+++ RAW DATA +++
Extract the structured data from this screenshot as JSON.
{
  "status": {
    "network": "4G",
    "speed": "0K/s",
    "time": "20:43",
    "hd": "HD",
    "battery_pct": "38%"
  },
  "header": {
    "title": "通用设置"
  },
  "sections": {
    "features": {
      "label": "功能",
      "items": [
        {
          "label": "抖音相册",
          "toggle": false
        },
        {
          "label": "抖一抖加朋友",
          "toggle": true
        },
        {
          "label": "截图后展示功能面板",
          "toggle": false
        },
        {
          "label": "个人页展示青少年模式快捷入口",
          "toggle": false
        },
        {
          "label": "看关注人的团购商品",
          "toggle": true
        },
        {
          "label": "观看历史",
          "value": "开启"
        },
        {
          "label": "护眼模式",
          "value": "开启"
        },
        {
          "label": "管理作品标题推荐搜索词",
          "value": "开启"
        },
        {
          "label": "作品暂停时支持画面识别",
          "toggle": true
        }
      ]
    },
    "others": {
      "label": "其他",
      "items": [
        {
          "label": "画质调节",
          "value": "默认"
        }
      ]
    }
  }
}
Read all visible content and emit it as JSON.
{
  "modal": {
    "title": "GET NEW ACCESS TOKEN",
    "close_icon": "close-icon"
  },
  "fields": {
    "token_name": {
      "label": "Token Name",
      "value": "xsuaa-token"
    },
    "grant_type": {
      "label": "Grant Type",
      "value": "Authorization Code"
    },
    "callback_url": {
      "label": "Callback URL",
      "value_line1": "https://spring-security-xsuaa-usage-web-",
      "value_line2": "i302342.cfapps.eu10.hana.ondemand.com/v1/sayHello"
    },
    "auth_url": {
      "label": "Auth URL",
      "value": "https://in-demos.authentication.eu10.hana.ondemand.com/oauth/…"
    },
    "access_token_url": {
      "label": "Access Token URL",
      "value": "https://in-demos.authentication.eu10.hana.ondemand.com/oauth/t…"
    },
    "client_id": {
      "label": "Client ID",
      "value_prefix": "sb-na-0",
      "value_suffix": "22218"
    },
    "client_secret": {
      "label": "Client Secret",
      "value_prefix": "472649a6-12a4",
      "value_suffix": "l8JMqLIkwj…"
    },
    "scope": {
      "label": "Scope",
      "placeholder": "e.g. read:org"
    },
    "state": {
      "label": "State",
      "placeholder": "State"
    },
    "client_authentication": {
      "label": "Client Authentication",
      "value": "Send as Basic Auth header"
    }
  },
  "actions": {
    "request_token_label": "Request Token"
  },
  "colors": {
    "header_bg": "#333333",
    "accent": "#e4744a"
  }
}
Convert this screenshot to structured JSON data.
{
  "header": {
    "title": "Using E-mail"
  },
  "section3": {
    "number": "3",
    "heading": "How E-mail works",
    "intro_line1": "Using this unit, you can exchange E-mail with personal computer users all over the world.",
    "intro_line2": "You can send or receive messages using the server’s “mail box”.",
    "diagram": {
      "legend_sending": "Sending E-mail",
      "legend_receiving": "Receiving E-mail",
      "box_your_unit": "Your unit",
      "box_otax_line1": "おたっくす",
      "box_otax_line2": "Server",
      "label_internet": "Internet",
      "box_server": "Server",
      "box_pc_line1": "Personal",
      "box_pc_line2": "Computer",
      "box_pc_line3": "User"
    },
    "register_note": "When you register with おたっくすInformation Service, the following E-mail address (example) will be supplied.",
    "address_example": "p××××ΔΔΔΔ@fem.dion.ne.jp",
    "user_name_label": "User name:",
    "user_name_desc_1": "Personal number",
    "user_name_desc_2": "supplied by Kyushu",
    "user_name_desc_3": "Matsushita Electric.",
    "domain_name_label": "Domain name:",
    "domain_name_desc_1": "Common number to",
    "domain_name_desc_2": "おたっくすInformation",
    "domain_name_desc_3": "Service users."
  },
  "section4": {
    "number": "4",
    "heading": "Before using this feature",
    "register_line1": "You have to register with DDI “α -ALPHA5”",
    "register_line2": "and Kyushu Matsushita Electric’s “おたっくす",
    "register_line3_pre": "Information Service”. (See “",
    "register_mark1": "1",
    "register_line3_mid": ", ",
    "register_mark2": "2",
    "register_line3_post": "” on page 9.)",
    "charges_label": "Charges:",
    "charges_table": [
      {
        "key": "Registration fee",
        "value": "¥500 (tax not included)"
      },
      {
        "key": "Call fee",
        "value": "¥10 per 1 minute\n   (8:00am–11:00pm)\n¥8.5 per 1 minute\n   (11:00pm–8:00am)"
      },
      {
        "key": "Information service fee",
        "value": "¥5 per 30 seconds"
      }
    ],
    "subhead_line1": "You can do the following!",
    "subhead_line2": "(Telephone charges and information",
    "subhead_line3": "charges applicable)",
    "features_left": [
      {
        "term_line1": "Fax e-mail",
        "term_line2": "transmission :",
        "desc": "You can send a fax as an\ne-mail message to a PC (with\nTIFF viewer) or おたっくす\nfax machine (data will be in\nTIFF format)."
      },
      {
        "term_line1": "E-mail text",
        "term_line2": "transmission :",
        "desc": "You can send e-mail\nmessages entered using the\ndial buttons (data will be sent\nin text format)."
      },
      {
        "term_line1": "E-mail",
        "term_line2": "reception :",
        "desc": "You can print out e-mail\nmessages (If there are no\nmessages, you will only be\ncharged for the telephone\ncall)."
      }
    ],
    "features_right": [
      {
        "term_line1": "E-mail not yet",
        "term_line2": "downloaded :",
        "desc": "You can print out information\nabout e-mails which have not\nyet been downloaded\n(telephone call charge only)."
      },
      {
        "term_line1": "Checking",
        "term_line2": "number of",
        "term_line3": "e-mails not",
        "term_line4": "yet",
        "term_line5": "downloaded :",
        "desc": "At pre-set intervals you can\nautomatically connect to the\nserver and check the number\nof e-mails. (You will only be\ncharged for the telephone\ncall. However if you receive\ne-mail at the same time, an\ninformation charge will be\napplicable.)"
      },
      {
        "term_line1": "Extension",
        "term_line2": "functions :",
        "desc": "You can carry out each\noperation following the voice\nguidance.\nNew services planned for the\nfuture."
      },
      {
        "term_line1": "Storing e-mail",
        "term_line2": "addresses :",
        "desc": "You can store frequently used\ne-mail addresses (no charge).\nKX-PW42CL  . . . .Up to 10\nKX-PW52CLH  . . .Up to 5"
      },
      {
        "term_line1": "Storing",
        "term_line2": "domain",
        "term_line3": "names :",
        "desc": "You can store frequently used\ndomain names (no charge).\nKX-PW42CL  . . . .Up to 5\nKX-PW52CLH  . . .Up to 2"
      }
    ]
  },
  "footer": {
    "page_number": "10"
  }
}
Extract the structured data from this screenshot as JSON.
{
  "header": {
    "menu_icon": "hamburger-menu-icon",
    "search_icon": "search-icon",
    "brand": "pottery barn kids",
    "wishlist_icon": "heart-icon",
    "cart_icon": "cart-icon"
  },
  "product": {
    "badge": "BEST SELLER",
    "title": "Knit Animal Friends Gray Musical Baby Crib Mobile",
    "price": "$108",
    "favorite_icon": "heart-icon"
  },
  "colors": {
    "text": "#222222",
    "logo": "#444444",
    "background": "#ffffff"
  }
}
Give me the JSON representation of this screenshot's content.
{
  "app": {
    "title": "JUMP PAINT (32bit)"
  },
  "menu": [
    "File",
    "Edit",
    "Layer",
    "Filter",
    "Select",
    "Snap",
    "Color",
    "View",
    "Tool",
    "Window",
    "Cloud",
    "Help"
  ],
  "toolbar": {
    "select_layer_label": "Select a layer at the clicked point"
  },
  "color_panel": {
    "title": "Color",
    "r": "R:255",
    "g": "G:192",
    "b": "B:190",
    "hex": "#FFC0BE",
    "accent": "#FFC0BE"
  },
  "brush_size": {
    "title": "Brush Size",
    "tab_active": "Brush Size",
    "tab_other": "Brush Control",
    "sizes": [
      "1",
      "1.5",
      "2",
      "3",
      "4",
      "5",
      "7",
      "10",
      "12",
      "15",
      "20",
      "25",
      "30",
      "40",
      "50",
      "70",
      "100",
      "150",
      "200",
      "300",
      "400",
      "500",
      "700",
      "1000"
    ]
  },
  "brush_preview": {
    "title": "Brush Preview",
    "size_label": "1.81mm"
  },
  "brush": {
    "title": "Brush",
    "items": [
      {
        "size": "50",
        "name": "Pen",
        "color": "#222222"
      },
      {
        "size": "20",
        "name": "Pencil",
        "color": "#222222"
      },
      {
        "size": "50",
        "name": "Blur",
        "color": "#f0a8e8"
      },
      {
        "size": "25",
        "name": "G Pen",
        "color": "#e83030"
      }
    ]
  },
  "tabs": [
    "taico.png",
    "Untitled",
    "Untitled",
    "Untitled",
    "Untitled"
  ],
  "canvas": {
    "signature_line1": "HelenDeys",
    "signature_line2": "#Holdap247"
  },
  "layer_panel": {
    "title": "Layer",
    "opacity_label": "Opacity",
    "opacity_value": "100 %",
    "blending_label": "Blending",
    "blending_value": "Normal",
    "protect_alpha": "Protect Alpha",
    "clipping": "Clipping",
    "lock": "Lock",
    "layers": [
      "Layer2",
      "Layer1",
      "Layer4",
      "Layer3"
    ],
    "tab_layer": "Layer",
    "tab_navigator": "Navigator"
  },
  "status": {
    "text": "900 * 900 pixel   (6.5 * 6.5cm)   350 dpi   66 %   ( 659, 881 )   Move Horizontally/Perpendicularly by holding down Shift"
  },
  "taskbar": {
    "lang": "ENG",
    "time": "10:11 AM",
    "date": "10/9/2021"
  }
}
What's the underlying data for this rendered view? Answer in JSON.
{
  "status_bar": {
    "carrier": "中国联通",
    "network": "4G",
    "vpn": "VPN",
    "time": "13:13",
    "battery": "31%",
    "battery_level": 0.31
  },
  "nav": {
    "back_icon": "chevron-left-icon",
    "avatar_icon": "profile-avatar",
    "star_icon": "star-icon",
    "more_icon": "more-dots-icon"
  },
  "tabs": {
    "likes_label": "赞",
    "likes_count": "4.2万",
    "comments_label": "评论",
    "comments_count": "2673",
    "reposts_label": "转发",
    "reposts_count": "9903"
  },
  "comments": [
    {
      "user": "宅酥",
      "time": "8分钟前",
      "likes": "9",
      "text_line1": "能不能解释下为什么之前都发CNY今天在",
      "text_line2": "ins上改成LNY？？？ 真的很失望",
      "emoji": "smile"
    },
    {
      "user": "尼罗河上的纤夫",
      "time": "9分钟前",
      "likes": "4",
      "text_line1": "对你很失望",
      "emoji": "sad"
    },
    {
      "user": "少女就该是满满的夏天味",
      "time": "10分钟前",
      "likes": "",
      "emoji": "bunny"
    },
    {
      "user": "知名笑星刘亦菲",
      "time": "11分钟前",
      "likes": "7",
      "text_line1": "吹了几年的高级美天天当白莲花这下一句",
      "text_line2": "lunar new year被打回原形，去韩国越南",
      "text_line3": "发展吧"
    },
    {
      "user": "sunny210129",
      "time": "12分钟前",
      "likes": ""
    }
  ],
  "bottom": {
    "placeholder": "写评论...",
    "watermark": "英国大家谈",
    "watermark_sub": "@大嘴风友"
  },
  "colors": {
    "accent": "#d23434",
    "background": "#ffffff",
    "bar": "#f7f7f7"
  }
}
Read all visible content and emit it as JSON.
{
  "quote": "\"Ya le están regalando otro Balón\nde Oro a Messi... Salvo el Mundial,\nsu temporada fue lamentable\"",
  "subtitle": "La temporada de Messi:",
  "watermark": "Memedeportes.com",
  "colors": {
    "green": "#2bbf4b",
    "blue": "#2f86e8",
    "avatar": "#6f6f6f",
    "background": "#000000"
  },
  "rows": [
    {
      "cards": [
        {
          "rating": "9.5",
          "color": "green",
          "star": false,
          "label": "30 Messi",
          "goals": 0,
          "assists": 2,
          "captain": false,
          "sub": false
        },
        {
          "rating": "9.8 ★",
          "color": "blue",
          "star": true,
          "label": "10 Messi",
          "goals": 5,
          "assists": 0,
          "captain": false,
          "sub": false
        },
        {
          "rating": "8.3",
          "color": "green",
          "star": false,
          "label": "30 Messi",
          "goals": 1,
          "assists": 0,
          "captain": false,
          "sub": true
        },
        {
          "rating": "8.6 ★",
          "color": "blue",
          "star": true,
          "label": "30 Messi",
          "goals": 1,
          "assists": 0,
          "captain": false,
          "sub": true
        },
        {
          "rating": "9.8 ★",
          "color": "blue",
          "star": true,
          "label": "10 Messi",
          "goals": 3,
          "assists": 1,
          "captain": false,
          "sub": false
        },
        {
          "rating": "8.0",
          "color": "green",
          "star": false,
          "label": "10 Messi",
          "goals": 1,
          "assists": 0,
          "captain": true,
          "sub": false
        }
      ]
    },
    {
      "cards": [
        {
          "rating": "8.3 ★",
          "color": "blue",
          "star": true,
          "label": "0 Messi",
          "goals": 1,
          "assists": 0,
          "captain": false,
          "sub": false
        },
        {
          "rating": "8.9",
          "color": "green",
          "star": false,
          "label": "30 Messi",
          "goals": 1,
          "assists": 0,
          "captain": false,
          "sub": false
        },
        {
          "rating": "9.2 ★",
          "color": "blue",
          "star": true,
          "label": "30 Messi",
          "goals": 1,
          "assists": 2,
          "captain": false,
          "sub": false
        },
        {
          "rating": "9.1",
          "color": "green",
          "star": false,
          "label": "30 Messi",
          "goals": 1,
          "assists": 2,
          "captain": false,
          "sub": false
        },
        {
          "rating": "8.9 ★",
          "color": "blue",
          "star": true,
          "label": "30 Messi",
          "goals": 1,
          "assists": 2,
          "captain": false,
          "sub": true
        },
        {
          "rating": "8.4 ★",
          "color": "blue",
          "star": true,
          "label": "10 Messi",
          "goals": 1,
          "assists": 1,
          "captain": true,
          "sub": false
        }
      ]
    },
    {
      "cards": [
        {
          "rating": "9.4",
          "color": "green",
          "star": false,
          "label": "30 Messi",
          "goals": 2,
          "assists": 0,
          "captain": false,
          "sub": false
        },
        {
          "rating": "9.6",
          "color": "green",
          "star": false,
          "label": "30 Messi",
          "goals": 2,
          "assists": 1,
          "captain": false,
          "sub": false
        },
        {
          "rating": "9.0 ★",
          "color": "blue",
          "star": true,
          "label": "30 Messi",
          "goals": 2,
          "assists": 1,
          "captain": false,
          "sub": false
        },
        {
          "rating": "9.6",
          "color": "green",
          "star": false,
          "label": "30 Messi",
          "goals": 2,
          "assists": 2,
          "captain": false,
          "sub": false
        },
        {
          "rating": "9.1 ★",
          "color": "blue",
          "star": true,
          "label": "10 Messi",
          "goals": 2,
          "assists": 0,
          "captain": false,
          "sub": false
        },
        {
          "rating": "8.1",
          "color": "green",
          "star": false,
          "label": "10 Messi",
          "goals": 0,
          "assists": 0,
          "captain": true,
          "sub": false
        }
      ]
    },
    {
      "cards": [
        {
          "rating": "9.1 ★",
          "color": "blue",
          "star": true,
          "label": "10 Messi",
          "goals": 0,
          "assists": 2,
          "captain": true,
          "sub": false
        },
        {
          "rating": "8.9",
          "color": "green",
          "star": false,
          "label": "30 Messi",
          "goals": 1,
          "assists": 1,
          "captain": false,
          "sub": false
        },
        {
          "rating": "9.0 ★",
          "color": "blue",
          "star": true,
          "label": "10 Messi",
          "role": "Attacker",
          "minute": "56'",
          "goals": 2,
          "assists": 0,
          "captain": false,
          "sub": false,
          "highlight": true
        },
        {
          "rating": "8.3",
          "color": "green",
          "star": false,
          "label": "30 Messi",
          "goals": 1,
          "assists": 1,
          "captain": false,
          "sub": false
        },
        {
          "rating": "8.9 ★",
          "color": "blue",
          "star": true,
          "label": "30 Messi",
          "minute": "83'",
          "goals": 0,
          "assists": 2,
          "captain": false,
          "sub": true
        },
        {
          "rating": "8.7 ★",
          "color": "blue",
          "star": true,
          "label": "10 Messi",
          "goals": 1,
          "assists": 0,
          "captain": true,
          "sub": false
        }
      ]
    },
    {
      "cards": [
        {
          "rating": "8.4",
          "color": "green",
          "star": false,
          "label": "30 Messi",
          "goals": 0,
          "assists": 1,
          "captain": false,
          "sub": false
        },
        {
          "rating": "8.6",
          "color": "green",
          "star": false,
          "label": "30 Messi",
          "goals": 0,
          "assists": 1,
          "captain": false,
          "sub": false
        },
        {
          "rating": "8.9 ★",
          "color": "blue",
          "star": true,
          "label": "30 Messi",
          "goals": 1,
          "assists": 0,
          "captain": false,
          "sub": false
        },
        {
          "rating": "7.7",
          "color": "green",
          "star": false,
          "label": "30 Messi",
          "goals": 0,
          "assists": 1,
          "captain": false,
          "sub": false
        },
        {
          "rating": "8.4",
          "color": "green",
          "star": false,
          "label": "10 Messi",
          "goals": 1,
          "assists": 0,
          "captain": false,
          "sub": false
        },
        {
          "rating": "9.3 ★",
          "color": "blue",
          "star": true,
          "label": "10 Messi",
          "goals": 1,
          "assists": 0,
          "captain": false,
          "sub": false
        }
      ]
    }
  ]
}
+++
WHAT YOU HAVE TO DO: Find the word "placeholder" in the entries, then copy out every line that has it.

WRITTEN ANSWER:
      "placeholder": "e.g. read:org"
      "placeholder": "State"
    "placeholder": "写评论...",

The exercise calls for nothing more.